In saying "'He hath himself accused,'" Virgil is making Nimrod's language the subject of his own language; in creating this nonsense utterance, the poet Dante is using language as material to be shaped into his poem; and in having the incomprehensible statement made meaningful to Dante by his mentor-poet Virgil, the text elliptically comments on its own context, on its existence as poetry that has the effect of creating order and palpable reality even where such reality may to ordinary or unblessed mortals be unapparent.[9]

Literary historian László Szörényi considers Nimrod speaks Old Hungarian, which, after philological examinations, can be interpreted to the line "Rabhel maj, amék szabi állni" (modern: "Rabhely majd, amelyek szabja állni"), roughly in English "It's a jail that forces you to stay here!". It is not clear whether Nimrod speaks this sentence to threaten Virgil and Dante or to express his own miserable fate. Szörényi points out that Nimrod appears as the forefather of the Hungarians in Simon of Kéza's Gesta Hunnorum et Hungarorum. Dante was a friend of Charles Martel of Anjou, pretender to the Hungarian throne, who was surrounded by Hungarian courtiers and clergymen. There Dante perhaps became familiar with the Hungarian chronicle tradition.[10]

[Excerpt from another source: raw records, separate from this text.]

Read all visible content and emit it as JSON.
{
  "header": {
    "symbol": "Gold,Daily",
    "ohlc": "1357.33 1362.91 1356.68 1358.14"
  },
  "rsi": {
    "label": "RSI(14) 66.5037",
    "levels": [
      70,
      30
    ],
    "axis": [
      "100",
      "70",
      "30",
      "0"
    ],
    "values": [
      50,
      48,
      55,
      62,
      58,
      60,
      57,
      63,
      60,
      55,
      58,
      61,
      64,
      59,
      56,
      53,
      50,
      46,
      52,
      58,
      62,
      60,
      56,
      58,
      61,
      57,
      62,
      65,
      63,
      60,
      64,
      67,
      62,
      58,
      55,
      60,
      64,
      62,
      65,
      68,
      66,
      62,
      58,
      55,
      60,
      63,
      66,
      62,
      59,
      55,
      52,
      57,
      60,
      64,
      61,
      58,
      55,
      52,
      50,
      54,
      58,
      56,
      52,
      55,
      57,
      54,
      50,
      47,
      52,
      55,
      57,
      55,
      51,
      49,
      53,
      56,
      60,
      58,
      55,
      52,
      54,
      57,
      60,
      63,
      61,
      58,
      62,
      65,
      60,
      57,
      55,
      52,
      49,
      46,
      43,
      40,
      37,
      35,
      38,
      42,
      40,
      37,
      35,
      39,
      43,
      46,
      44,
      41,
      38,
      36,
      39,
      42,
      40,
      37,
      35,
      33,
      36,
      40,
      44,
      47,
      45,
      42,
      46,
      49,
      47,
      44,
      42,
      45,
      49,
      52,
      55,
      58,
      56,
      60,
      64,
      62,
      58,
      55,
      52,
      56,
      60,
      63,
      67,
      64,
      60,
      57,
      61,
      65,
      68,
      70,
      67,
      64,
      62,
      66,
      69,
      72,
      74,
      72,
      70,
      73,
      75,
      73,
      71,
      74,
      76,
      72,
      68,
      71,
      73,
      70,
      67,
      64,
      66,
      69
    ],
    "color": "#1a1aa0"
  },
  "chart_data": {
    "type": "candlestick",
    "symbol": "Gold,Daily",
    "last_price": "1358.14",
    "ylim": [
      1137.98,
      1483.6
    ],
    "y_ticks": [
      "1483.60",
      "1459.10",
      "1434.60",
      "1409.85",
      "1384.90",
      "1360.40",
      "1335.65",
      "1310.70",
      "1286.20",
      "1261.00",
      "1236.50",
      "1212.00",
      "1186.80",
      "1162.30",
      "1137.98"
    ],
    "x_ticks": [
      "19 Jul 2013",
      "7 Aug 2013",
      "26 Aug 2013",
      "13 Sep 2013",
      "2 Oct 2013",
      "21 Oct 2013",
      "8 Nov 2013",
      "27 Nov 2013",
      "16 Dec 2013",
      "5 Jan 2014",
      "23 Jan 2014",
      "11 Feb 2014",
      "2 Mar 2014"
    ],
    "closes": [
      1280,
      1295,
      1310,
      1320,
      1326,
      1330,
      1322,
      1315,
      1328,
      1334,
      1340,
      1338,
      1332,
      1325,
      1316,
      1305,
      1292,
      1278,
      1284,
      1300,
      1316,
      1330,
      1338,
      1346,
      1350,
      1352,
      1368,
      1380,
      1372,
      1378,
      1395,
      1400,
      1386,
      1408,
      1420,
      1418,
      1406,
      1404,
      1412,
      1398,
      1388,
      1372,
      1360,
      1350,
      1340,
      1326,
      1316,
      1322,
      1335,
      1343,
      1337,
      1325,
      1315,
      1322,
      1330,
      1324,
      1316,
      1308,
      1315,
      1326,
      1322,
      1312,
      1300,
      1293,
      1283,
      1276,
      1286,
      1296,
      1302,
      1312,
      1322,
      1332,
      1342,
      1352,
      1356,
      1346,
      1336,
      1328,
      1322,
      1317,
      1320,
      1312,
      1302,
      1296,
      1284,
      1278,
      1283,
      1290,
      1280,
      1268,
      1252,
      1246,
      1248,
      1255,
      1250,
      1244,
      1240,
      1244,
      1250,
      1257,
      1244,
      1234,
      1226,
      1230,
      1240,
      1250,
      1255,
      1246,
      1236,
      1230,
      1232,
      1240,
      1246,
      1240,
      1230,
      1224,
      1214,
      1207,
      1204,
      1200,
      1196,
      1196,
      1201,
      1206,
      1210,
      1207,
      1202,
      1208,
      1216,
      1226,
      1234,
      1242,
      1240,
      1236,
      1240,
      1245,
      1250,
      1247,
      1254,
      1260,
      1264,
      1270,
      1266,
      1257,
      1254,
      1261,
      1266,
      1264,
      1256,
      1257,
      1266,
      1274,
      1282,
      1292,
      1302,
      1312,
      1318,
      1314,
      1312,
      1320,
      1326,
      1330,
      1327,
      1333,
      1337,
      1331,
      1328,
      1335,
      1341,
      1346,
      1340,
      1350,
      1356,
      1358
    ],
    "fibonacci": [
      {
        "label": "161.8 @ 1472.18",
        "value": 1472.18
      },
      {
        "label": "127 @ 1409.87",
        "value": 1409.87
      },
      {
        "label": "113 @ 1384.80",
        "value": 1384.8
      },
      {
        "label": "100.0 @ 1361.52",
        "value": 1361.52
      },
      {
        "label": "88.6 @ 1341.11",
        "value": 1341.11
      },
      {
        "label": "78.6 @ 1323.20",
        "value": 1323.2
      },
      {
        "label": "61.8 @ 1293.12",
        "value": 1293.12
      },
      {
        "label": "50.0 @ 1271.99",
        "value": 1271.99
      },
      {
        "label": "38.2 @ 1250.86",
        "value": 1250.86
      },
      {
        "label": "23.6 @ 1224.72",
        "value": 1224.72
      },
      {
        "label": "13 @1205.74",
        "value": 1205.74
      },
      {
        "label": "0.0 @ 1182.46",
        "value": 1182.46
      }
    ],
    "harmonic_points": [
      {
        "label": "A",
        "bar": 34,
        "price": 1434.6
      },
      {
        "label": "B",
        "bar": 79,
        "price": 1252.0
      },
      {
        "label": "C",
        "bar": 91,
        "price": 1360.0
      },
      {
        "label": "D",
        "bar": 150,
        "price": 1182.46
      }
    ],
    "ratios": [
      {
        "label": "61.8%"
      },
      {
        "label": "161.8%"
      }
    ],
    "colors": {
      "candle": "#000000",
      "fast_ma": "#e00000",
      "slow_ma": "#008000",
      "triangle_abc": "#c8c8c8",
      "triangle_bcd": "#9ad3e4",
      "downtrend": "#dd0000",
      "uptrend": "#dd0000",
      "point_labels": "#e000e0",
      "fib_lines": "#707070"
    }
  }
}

  1. ^ Alighieri, Dante; Björkesson, Ingvar (2006). Den gudomliga komedin (Divine Comedy), comments by Ingvar Björkesson. www.nok.se. Levande Litteratur (in Swedish). Natur & Kultur. p. 425. ISBN 978-91-27-11468-5. 
  2. ^ Mandelbaum, Allen (2004). The Divine Comedy of Dante Alighieri: Inferno. Bantam. pp. 387–88. ISBN 978-0-553-21339-3. 
  3. ^ a b Austin, H.D. (1940). "Notes to the Divine Comedy (A Supplement to Existing Commentaries)". PMLA. 55 (33): 660–713. doi:10.2307/458732. JSTOR 458732. 
  4. ^ Kleiner, John (1998). "Mismapping the Underworld". Dante Studies. 107: 1–31. JSTOR 40166378. 
  5. ^ Heller-Roazen, Daniel (1998). "The Matter of Language: Guilhem de Peitieus and the Platonic Tradition". Modern Language Notes. 113 (4): 851–80. doi:10.1353/mln.1998.0056. JSTOR 3251406. 
  6. ^ Kleinhenz, Christopher (1974). "Dante's Towering Giants: Inferno xxxi". Romance Philology. 27: 269–85. 
  7. ^ Kleinhenz, Christopher (1980). "Plutus, Fortune, and Michael: The Eternal Triangle". Dante Studies. 98: 35–52. JSTOR 40166286. 
  8. ^ Donoghue, Denis (1977). "On the Limits of a Language". The Sewanee Review. 85 (3): 371–91. JSTOR 27543259. 
  9. ^ Rabkin, Eric S. (1979). "Metalinguistics and Science Fiction". Critical Inquiry. 6 (1). JSTOR 1343087. 
  10. ^ Szörényi, László (2009). "Nimród zsoltára - Ősmagyar Dante Poklában?". Irodalmi Jelen. 9 (3).